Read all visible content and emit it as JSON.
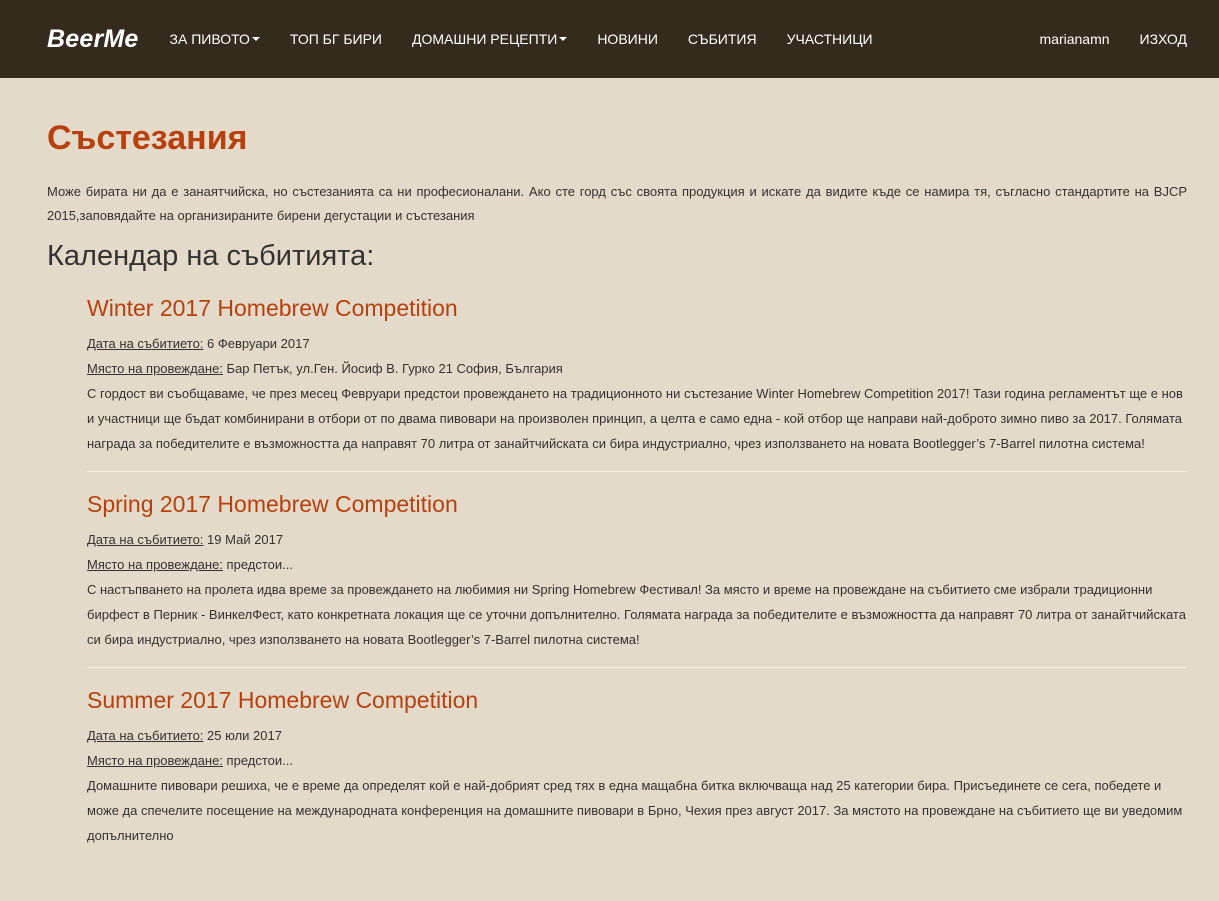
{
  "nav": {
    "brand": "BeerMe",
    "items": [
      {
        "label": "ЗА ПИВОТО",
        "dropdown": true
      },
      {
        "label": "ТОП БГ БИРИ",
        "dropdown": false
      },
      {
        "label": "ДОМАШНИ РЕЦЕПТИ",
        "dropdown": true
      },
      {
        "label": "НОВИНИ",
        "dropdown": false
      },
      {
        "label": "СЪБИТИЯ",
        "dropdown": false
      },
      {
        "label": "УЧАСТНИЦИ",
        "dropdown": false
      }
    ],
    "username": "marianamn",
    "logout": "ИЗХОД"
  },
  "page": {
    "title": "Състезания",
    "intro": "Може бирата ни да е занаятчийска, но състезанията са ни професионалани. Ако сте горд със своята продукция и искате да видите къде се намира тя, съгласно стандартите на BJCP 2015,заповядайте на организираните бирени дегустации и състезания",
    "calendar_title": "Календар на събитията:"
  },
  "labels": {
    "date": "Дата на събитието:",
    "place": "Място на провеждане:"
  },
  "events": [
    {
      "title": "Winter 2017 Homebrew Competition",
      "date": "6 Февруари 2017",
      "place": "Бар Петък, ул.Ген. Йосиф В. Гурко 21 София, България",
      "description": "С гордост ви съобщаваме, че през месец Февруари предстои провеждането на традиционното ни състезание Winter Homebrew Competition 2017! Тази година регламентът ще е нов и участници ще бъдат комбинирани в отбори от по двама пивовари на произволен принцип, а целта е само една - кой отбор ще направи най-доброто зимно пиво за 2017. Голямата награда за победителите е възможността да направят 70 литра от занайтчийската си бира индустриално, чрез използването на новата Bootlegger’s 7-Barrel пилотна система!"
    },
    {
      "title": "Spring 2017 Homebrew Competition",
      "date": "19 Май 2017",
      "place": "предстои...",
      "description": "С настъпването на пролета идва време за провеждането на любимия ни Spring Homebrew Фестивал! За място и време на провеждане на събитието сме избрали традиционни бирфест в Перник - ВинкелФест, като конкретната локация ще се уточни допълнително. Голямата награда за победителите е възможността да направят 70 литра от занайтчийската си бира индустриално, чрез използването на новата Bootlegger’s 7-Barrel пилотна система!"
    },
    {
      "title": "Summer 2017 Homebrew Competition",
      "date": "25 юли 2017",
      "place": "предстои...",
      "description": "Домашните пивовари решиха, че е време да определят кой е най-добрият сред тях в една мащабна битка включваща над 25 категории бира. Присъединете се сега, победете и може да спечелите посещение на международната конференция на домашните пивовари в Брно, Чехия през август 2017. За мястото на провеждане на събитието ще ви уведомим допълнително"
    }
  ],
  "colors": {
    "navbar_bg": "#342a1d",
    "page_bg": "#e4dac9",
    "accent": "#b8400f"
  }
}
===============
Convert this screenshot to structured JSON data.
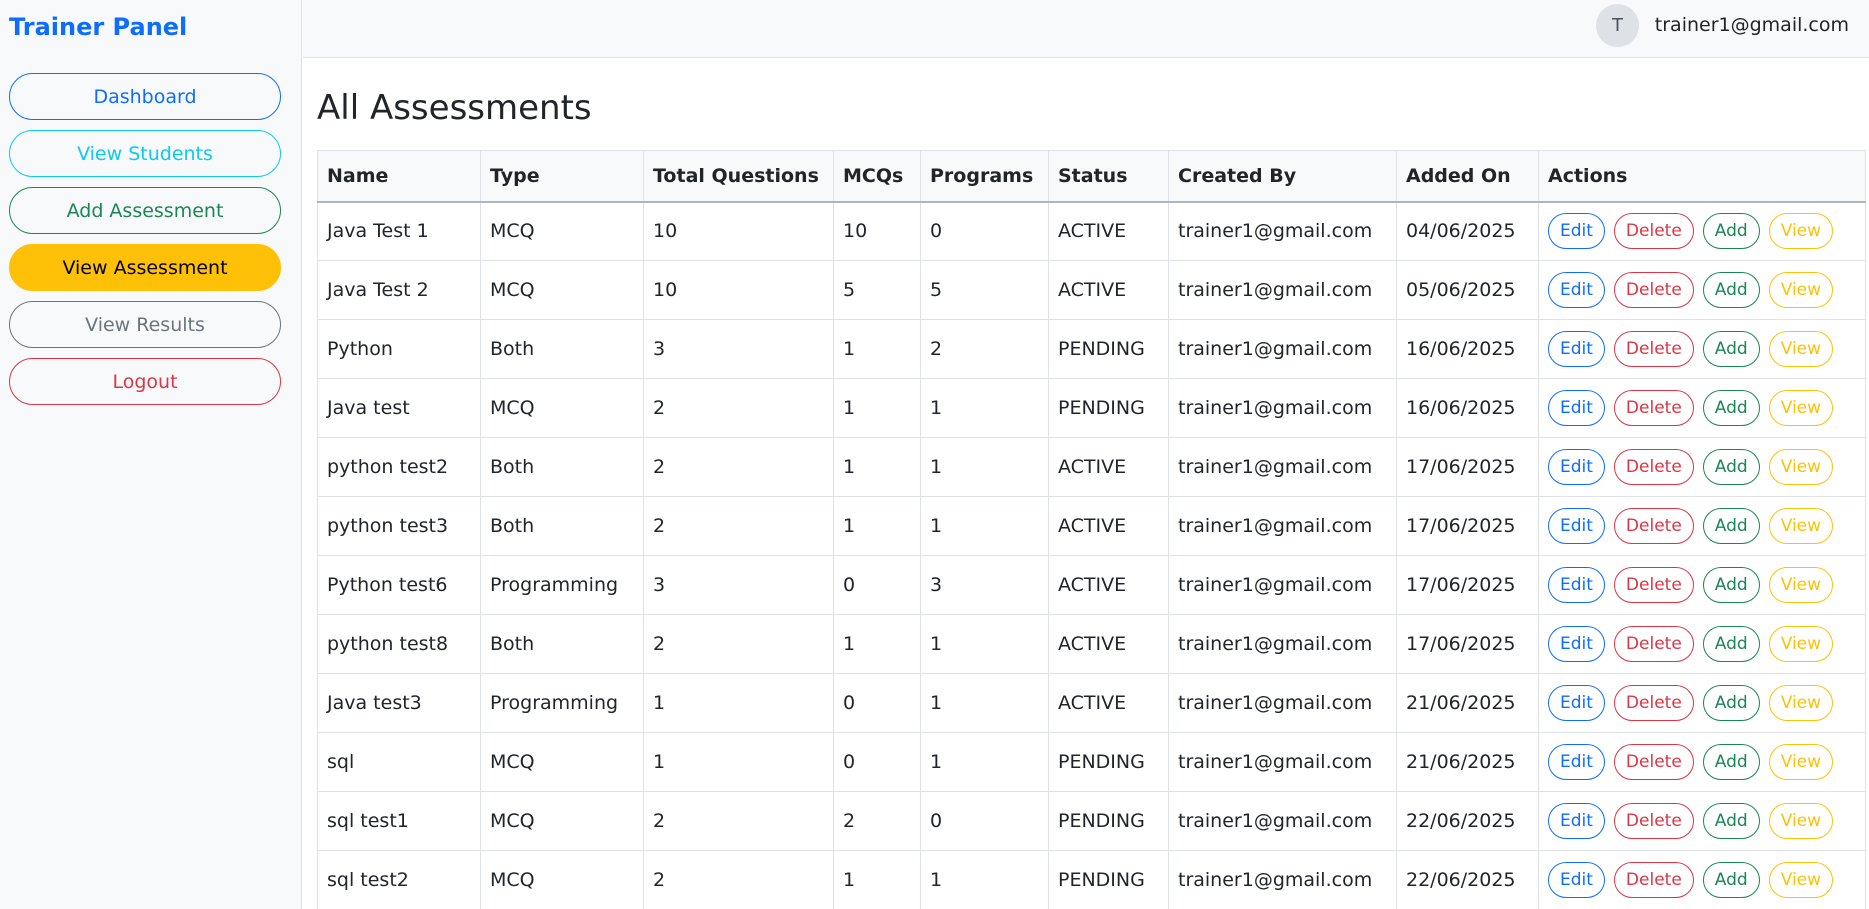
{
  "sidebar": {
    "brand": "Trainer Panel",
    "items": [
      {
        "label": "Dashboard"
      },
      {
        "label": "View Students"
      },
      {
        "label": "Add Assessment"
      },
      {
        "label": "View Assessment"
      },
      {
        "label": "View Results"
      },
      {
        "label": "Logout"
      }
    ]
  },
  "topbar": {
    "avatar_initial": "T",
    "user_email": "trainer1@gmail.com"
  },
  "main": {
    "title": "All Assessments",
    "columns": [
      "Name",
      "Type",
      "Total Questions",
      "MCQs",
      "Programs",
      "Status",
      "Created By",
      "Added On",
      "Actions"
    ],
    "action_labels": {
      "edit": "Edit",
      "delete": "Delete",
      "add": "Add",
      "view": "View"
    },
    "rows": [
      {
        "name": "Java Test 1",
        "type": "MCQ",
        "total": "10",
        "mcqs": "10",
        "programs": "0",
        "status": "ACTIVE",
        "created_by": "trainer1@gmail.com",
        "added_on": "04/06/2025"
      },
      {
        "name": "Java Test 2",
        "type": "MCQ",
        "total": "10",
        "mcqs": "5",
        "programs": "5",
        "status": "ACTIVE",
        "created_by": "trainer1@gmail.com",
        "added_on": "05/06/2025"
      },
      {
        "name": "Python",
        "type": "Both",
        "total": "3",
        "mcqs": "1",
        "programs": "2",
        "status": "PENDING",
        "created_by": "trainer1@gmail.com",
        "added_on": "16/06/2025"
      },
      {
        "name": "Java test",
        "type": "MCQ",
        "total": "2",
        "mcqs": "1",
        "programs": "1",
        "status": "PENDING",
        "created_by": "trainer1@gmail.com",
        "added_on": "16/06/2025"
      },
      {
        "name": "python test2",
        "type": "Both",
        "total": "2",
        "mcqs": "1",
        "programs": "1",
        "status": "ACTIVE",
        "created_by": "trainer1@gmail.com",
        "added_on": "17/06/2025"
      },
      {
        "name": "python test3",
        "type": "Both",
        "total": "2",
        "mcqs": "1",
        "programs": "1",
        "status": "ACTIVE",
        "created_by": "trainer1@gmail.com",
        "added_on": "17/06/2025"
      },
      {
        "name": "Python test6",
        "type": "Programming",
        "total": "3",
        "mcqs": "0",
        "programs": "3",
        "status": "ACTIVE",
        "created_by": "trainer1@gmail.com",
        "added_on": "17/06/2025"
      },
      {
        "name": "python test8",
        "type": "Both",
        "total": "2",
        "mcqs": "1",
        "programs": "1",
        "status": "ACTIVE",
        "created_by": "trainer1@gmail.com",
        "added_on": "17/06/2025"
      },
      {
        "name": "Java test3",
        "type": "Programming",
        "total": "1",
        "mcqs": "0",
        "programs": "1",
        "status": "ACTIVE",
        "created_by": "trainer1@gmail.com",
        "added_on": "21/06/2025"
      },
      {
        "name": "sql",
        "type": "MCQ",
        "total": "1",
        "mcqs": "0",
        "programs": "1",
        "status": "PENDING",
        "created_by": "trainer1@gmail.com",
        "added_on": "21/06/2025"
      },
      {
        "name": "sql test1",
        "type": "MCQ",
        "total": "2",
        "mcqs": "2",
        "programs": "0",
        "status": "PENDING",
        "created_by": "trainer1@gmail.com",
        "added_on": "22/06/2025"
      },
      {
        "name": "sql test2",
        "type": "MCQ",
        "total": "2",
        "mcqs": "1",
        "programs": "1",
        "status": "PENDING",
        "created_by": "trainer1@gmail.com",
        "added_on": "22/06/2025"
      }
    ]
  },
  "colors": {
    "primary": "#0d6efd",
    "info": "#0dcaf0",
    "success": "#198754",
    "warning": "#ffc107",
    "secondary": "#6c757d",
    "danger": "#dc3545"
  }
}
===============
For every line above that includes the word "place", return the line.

◆ SOLUTION TO THE EXERCISE
    "place": "Място на провеждане:"
      "place": "Бар Петък, ул.Ген. Йосиф В. Гурко 21 София, България",
      "place": "предстои...",
      "place": "предстои...",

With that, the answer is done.